It is a life goal of mine to headstand on a paddle board , but I knew that wasn't happening this day. My only short-term goal was to not barf in the water. It was so cool to see tarpons swimming by as we posed. It wasn't until we got into warrior 2 that I felt unstable and finally fell in. I swear, the first dip really helped my hangy. I know you're not supposed to think during shavasana but I was on the board, looking out in the distance and I spotted my guiltiest pleasure: McDonald's. In that moment, I hoped for a family trip through the drive-thru. On our way back to the marina, our instructor took us through the mangroves, which actually turned out bad for me. Not only was I hangry, but I got stuck in between a mangrove, where I thought a crab was a tarantula. I had a mini-temper tantrum so bad that I opted out of post-paddleboard pictures!! Who am I?? Despite all of my self-inflicted personal drama, it was a really fun day. The only way to beat a hangover is to sweat it out.

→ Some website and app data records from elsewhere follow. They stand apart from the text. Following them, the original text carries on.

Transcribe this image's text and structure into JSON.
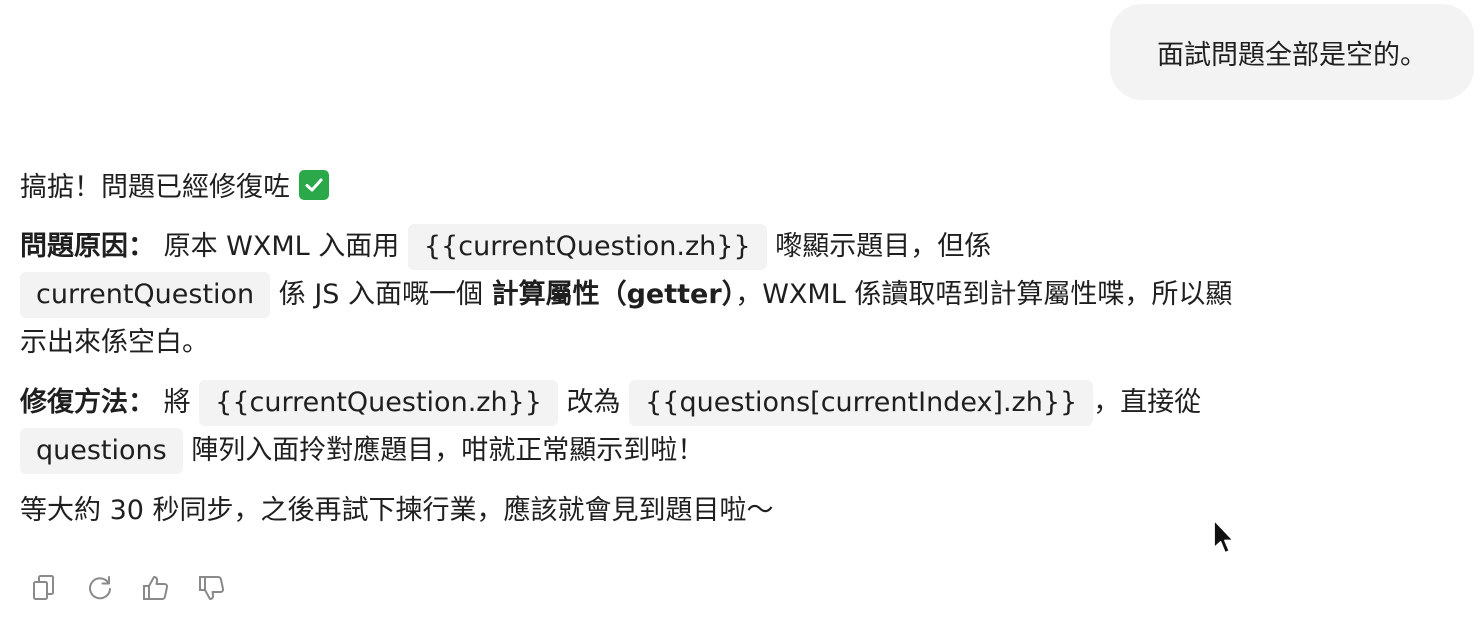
{
  "user_message": "面試問題全部是空的。",
  "reply": {
    "line1": "搞掂！問題已經修復咗",
    "cause": {
      "label": "問題原因：",
      "t1": " 原本 WXML 入面用 ",
      "code1": "{{currentQuestion.zh}}",
      "t2": " 嚟顯示題目，但係",
      "code2": "currentQuestion",
      "t3": " 係 JS 入面嘅一個 ",
      "bold1": "計算屬性（getter）",
      "t4": "，WXML 係讀取唔到計算屬性喋，所以顯示出來係空白。"
    },
    "fix": {
      "label": "修復方法：",
      "t1": " 將 ",
      "code1": "{{currentQuestion.zh}}",
      "t2": " 改為 ",
      "code2": "{{questions[currentIndex].zh}}",
      "t3": "，直接從",
      "code3": "questions",
      "t4": " 陣列入面拎對應題目，咁就正常顯示到啦！"
    },
    "closing": "等大約 30 秒同步，之後再試下揀行業，應該就會見到題目啦～"
  },
  "icons": {
    "check": "check-mark-icon",
    "copy": "copy-icon",
    "regenerate": "regenerate-icon",
    "thumbs_up": "thumbs-up-icon",
    "thumbs_down": "thumbs-down-icon",
    "cursor": "mouse-cursor-icon"
  },
  "colors": {
    "bubble": "#f3f3f3",
    "code_bg": "#f3f3f3",
    "check": "#2aa84a",
    "icon": "#8a8a8a"
  }
}
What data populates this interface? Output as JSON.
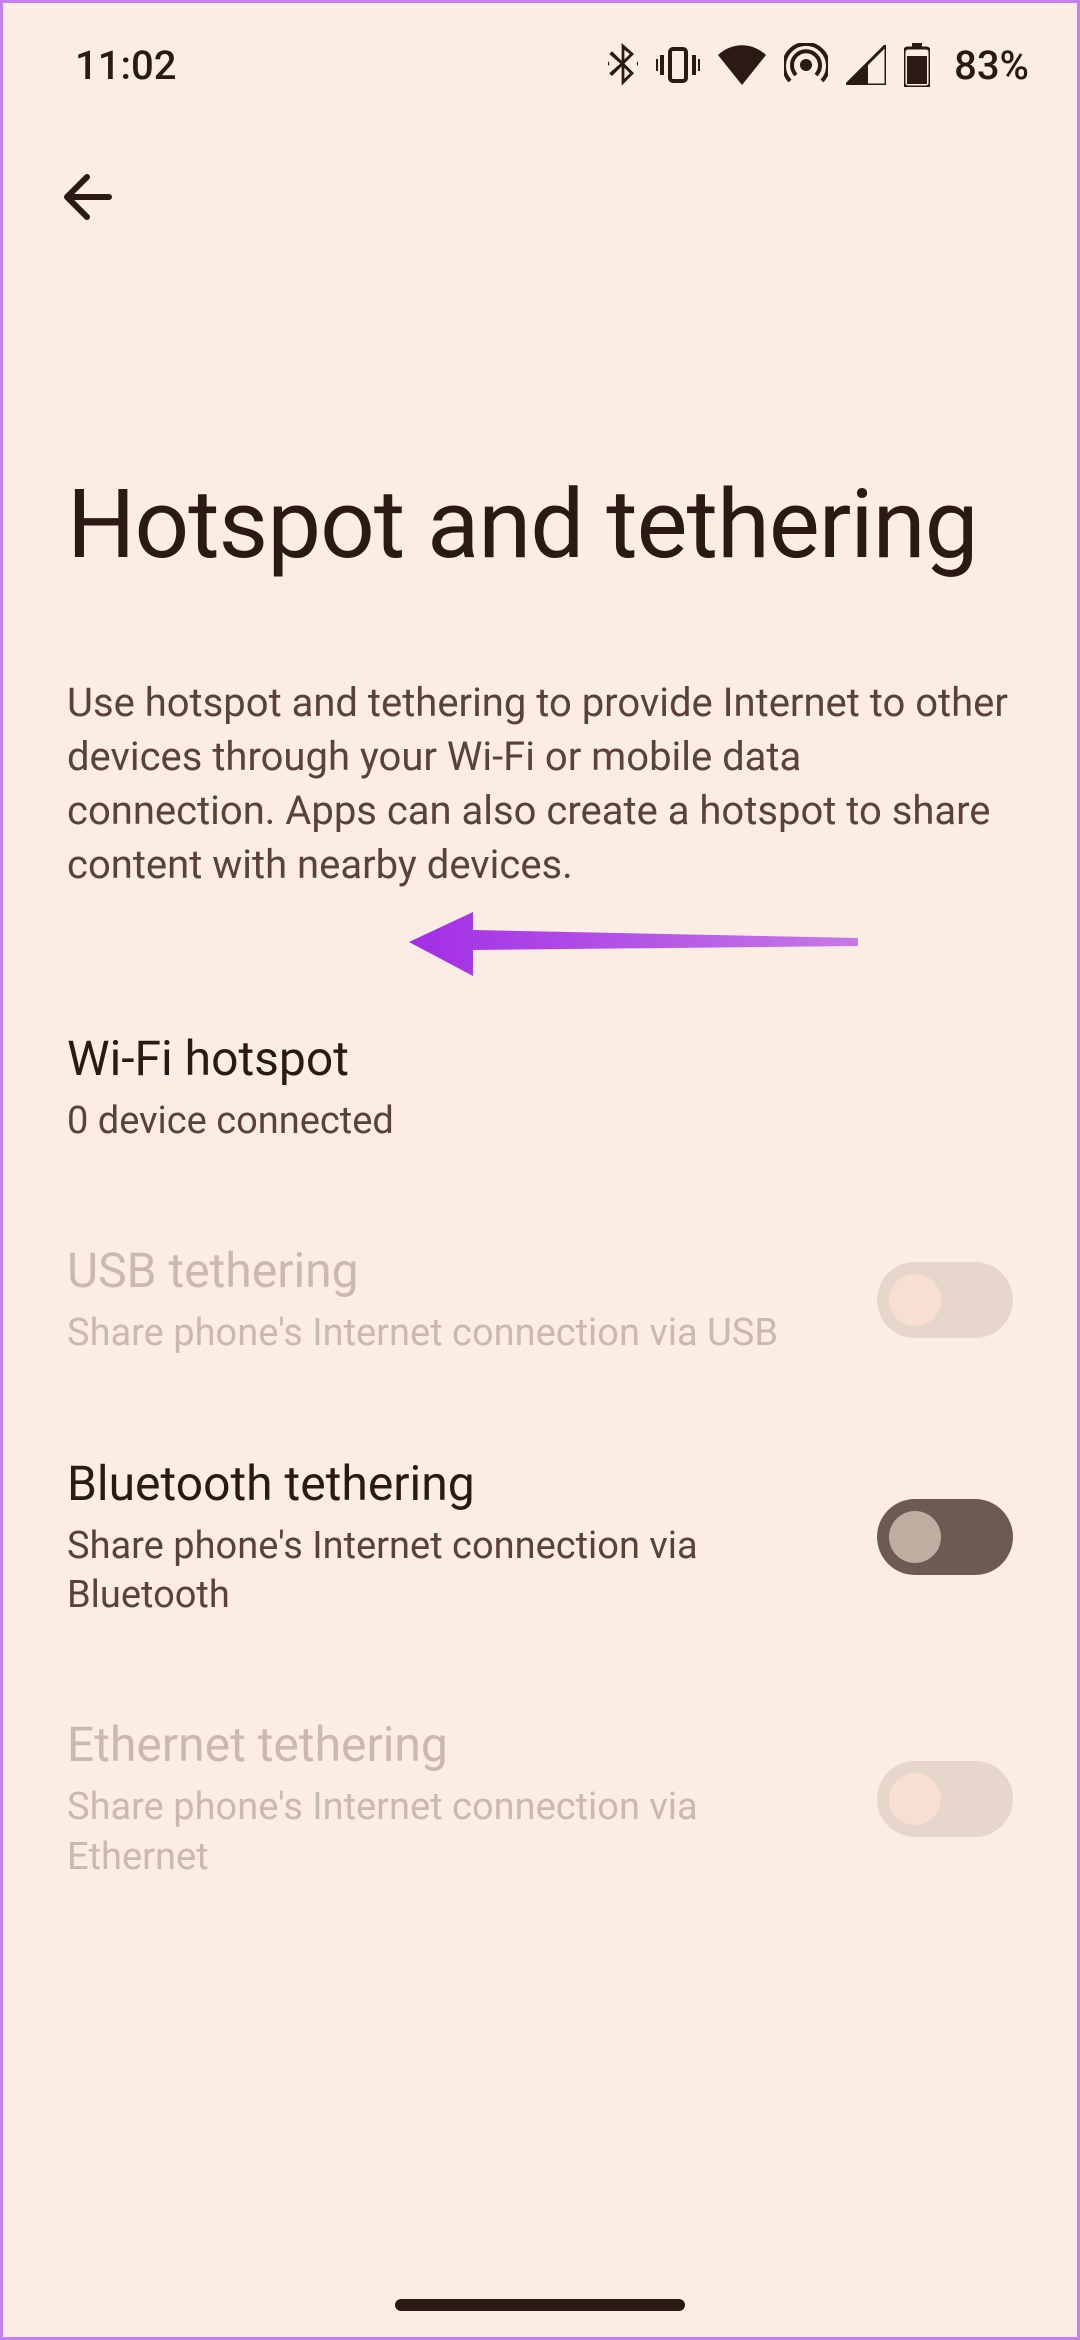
{
  "status": {
    "time": "11:02",
    "battery_pct": "83%"
  },
  "page": {
    "title": "Hotspot and tethering",
    "description": "Use hotspot and tethering to provide Internet to other devices through your Wi-Fi or mobile data connection. Apps can also create a hotspot to share content with nearby devices."
  },
  "settings": [
    {
      "title": "Wi-Fi hotspot",
      "subtitle": "0 device connected",
      "has_switch": false,
      "enabled": true
    },
    {
      "title": "USB tethering",
      "subtitle": "Share phone's Internet connection via USB",
      "has_switch": true,
      "switch_on": false,
      "enabled": false
    },
    {
      "title": "Bluetooth tethering",
      "subtitle": "Share phone's Internet connection via Bluetooth",
      "has_switch": true,
      "switch_on": false,
      "enabled": true
    },
    {
      "title": "Ethernet tethering",
      "subtitle": "Share phone's Internet connection via Ethernet",
      "has_switch": true,
      "switch_on": false,
      "enabled": false
    }
  ],
  "annotation": {
    "arrow_color": "#a22ee6"
  }
}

For lunch, we went to Conch Republic, one of my favorite restaurants in Key West. It was the very first bar we went to on my very first trip. It is on the dock of the marina and the island vibes are in full effect. PLUS, they have a functioning pressed penny machine. Some fishermen had just returned from a catching loads of mahi. They were nice enough to give my nieces some leftover bait fish to feed the tarpons. The fisherman showed us a blown-up pufferfish in the belly of the fish he was cleaning. 

Our evening activity consisted of a champagne sunset cruise. The boat left around 6:30pm and we rode around til the Sun went down a little after 8. Nothing makes me feel more boujie than wearing resort wear while drinking champagne on a boat.  After the boat cruise, the siblings went out for a night on the town. We were all sleepy and exhausted but we found our second wind!! We walked thru Old Town and had some beers at the Southernmost Point. It's so busy during the day, but v chill at night. We made our way back up Duval for a mini bar crawl. We planted at Irish Kevin's, where there was a 90s cover band! I made friends with a sailor themed bachelorette party and we played ring toss. We bopped across the street for karaoke at Rick's, where the DJ only had 2 Madonna songs. What a disgrace! I had to sing Mariah Carey and our second songs got skipped, so juggalos could sing Pink Floyd. I'm a little high maintenance when it comes to karaoke, can you tell? We shut properly shut down Duval Street and I can't remember the last time I saw 4am. 

Friday was our last full day in Key Key (as I like to call it). We took a leisurely walk down Whitehead Street aka we were walking to the Post Office. We passed the original office of Pan-Am and oh, how I wish I could have taken that airline. 

I love walking out of the front door to see a gigantic cruise ship. We spent Friday AM playing pool bingo, where we did not win a thing! We purchased the rest of our souvenirs and packed the our bags, so we could enjoy the rest of the day. 

We decided that for our last night, we would hit the best drag bar in town, Aqua. I went to Aqua for my bachelorette party and it was incredible. These drag queens are ON POINT. Never in my life have I see a queen do a number with aerial silks. How do you even follow that? Oh, I know, wear a pot leaf dress and sing 'Marijuanaville". Hands down, the best drag show I have been to. It was the most perfect Key West finale. 

Our flight home left at 8am, so we were up with the Sun. I loved these last few moments in Key West. 'Til next time! 

Check out my Key West Flickr Album here